Yes, this is because even though I have my own production company, it is only recently that I have been given serious and powerful roles to play. I have been around, but involved in other activities which was why people hardly saw me. However, since my appearance in Gwaska, a film produced by Adam A. Zango, in which I featured as a no-nonsense police officer, I have become a celebrity and I have won about two awards. We spent about a year shooting Gwaska in Lagos, Kaduna, and other places; it is the most difficult film I ever featured in apart from Salamsalam.
You married in Kannywood about 17 years ago and the marriage is still intact. What’s the secret?
Well, it’s nothing but love and understanding. I met Zulaihat about 14 years ago when we featured in a film together. Thereafter, we fell in love and got married. I allowed her to go back to school to further her education, but when she finished and secured a job in Aminu Kano Teaching Hospital she later left and now she is a fulltime housewife. I have another wife whom I married about 25 years ago and they are all at home and doing one business or the other. They both have four children each.
What specifically are the problems of Kannywood because the society does not have respect for some of your members?
Well, I am in a position to answer this question because I am the vice-chairman of Arewa Film Makers Association and Arewa Editors’ Guild. The truth is that there is no problem in Kannywood per se; we are into a profession that is watched by millions of people all over the world. When we make mistakes people will know easily. Today, people accuse our actresses of not making successful marriages, but marriages are being broken on a daily basis in other professions. However, people prefer to talk about Kannywood; for example, if a female artist gets married and later the marriage collapses for whatever reason, do you want us to reject her if she wants to come back? The answer is no!
How do you get the police uniforms you use in films? Do you sew them like other costumes?
No, why should we sew a police uniform? What we do is to approach the police authorities to negotiate with them, and they normally give us conditions on how to use them so that we will not abuse the privilege. In my own case, they admire the role I play in my films as a police officer. I don’t what will embarrass them; they usually provide us with their vehicles.
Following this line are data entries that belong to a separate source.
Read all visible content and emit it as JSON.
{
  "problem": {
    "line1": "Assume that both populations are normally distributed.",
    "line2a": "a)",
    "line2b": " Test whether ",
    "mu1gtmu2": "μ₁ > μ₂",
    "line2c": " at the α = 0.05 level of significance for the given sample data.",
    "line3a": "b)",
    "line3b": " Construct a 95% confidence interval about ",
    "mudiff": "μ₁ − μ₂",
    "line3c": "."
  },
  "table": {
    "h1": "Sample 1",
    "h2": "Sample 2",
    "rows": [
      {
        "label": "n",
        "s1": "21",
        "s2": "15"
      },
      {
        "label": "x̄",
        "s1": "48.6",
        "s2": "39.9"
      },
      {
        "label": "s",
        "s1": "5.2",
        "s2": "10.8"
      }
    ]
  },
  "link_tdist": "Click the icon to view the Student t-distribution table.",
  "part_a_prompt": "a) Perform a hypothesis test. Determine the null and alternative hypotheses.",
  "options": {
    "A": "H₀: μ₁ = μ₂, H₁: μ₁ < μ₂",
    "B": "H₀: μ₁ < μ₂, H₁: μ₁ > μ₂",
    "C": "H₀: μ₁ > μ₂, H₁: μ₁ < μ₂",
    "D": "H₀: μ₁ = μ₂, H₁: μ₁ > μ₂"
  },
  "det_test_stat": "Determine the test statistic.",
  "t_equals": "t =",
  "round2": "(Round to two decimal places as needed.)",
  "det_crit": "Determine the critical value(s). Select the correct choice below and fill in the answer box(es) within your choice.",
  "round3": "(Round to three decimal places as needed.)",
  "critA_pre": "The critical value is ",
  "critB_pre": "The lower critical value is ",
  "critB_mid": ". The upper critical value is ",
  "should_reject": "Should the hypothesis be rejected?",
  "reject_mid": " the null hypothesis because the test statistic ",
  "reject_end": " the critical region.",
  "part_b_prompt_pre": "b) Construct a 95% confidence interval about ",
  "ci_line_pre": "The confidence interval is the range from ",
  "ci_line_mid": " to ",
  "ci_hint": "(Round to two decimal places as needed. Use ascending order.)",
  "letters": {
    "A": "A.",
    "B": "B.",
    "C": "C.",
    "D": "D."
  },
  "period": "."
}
But about the guns we use and whether the bullets are live bullets or not, let me tell you that no security agency will give a civilian gun with live bullets; it was all camera tricks.
You have been in the industry for quite some time now. Most of those you started out with are now rich and are doing well; people like Ali Nuhu, Fati Muhammed Sani Danja, Adam A. Zango, Shaibu Kumurci. Are you rich?
Riches come from God; most of those you mentioned are my personal friends even as I don’t have a god father in Kannywood. I am very comfortable in life; I have two wives, beautiful children, and a production company. Also, I’m very popular and a stakeholder in the industry and over the years I have acquired a lot of things through the industry which I don’t have to mention on the pages of newspapers. Honestly, I am grateful to God, I am just 47 years old and since life begins at 40, I still have a lot to contribute to the industry.
Will you allow your children to join Kannywood and have your attractive dance steps left you?
Yes, after Islamic and western education I will allow my children to act if they want to. About dancing, well, I don’t know because I am heavier now and a father of many children. There are some dancing steps that I cannot do now, but funny enough directors prefer to cast me as a police officer in most of their films. On my saddest moments, I am always sad when any of our members dies. My happy moment was usually after we finished the film, Gwaska, and I won two awards. Let me use this medium to thank Adam A. Zango for all he did for me; may Allah continue to lift his shoulders and all our members.